Apart from the pictures, every entry should be reproduced exactly.

*** Opening of Given data ***

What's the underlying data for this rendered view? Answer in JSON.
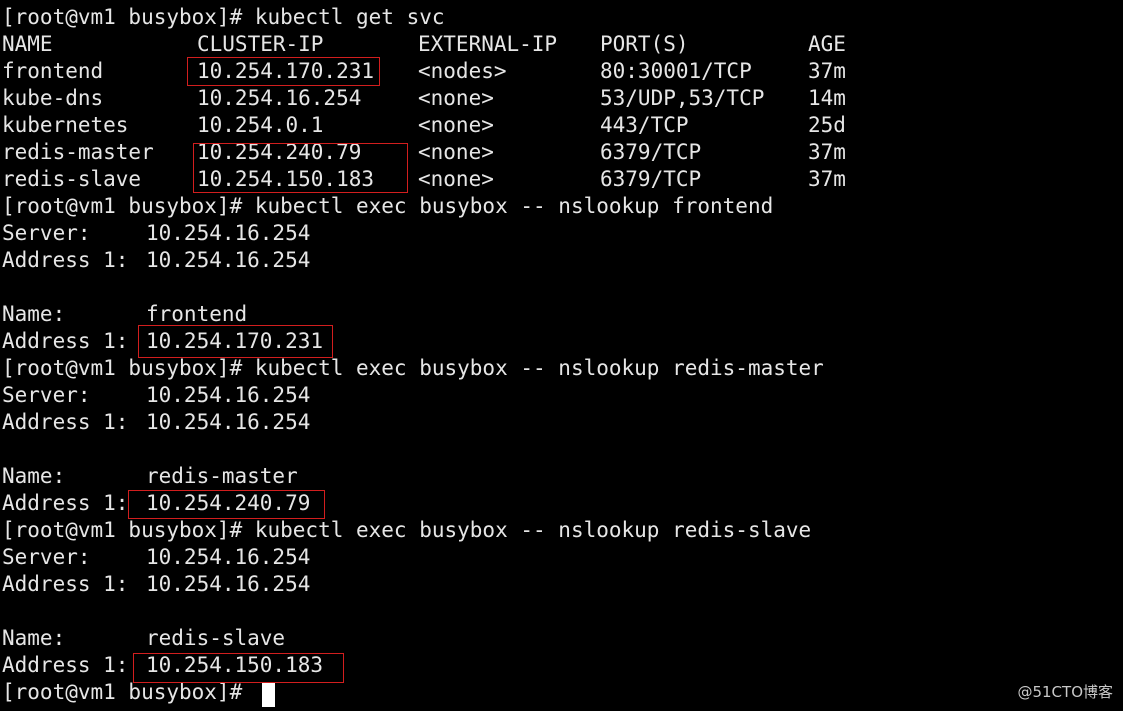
{
  "terminal": {
    "watermark": "@51CTO博客",
    "svc_command_line": "[root@vm1 busybox]# kubectl get svc",
    "svc_headers": [
      "NAME",
      "CLUSTER-IP",
      "EXTERNAL-IP",
      "PORT(S)",
      "AGE"
    ],
    "svc_rows": [
      {
        "name": "frontend",
        "cluster_ip": "10.254.170.231",
        "external_ip": "<nodes>",
        "ports": "80:30001/TCP",
        "age": "37m"
      },
      {
        "name": "kube-dns",
        "cluster_ip": "10.254.16.254",
        "external_ip": "<none>",
        "ports": "53/UDP,53/TCP",
        "age": "14m"
      },
      {
        "name": "kubernetes",
        "cluster_ip": "10.254.0.1",
        "external_ip": "<none>",
        "ports": "443/TCP",
        "age": "25d"
      },
      {
        "name": "redis-master",
        "cluster_ip": "10.254.240.79",
        "external_ip": "<none>",
        "ports": "6379/TCP",
        "age": "37m"
      },
      {
        "name": "redis-slave",
        "cluster_ip": "10.254.150.183",
        "external_ip": "<none>",
        "ports": "6379/TCP",
        "age": "37m"
      }
    ],
    "lookups": [
      {
        "command": "[root@vm1 busybox]# kubectl exec busybox -- nslookup frontend",
        "server_label": "Server:",
        "server_value": "10.254.16.254",
        "server_addr_label": "Address 1:",
        "server_addr_value": "10.254.16.254",
        "name_label": "Name:",
        "name_value": "frontend",
        "addr_label": "Address 1:",
        "addr_value": "10.254.170.231"
      },
      {
        "command": "[root@vm1 busybox]# kubectl exec busybox -- nslookup redis-master",
        "server_label": "Server:",
        "server_value": "10.254.16.254",
        "server_addr_label": "Address 1:",
        "server_addr_value": "10.254.16.254",
        "name_label": "Name:",
        "name_value": "redis-master",
        "addr_label": "Address 1:",
        "addr_value": "10.254.240.79"
      },
      {
        "command": "[root@vm1 busybox]# kubectl exec busybox -- nslookup redis-slave",
        "server_label": "Server:",
        "server_value": "10.254.16.254",
        "server_addr_label": "Address 1:",
        "server_addr_value": "10.254.16.254",
        "name_label": "Name:",
        "name_value": "redis-slave",
        "addr_label": "Address 1:",
        "addr_value": "10.254.150.183"
      }
    ],
    "final_prompt": "[root@vm1 busybox]#",
    "colors": {
      "background": "#000000",
      "text": "#e6e6e6",
      "highlight_box": "#d21e1e",
      "cursor": "#ffffff"
    }
  }
}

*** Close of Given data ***

## Your response:
What's the underlying data for this rendered view? Answer in JSON.
{
  "terminal": {
    "watermark": "@51CTO博客",
    "svc_command_line": "[root@vm1 busybox]# kubectl get svc",
    "svc_headers": [
      "NAME",
      "CLUSTER-IP",
      "EXTERNAL-IP",
      "PORT(S)",
      "AGE"
    ],
    "svc_rows": [
      {
        "name": "frontend",
        "cluster_ip": "10.254.170.231",
        "external_ip": "<nodes>",
        "ports": "80:30001/TCP",
        "age": "37m"
      },
      {
        "name": "kube-dns",
        "cluster_ip": "10.254.16.254",
        "external_ip": "<none>",
        "ports": "53/UDP,53/TCP",
        "age": "14m"
      },
      {
        "name": "kubernetes",
        "cluster_ip": "10.254.0.1",
        "external_ip": "<none>",
        "ports": "443/TCP",
        "age": "25d"
      },
      {
        "name": "redis-master",
        "cluster_ip": "10.254.240.79",
        "external_ip": "<none>",
        "ports": "6379/TCP",
        "age": "37m"
      },
      {
        "name": "redis-slave",
        "cluster_ip": "10.254.150.183",
        "external_ip": "<none>",
        "ports": "6379/TCP",
        "age": "37m"
      }
    ],
    "lookups": [
      {
        "command": "[root@vm1 busybox]# kubectl exec busybox -- nslookup frontend",
        "server_label": "Server:",
        "server_value": "10.254.16.254",
        "server_addr_label": "Address 1:",
        "server_addr_value": "10.254.16.254",
        "name_label": "Name:",
        "name_value": "frontend",
        "addr_label": "Address 1:",
        "addr_value": "10.254.170.231"
      },
      {
        "command": "[root@vm1 busybox]# kubectl exec busybox -- nslookup redis-master",
        "server_label": "Server:",
        "server_value": "10.254.16.254",
        "server_addr_label": "Address 1:",
        "server_addr_value": "10.254.16.254",
        "name_label": "Name:",
        "name_value": "redis-master",
        "addr_label": "Address 1:",
        "addr_value": "10.254.240.79"
      },
      {
        "command": "[root@vm1 busybox]# kubectl exec busybox -- nslookup redis-slave",
        "server_label": "Server:",
        "server_value": "10.254.16.254",
        "server_addr_label": "Address 1:",
        "server_addr_value": "10.254.16.254",
        "name_label": "Name:",
        "name_value": "redis-slave",
        "addr_label": "Address 1:",
        "addr_value": "10.254.150.183"
      }
    ],
    "final_prompt": "[root@vm1 busybox]#",
    "colors": {
      "background": "#000000",
      "text": "#e6e6e6",
      "highlight_box": "#d21e1e",
      "cursor": "#ffffff"
    }
  }
}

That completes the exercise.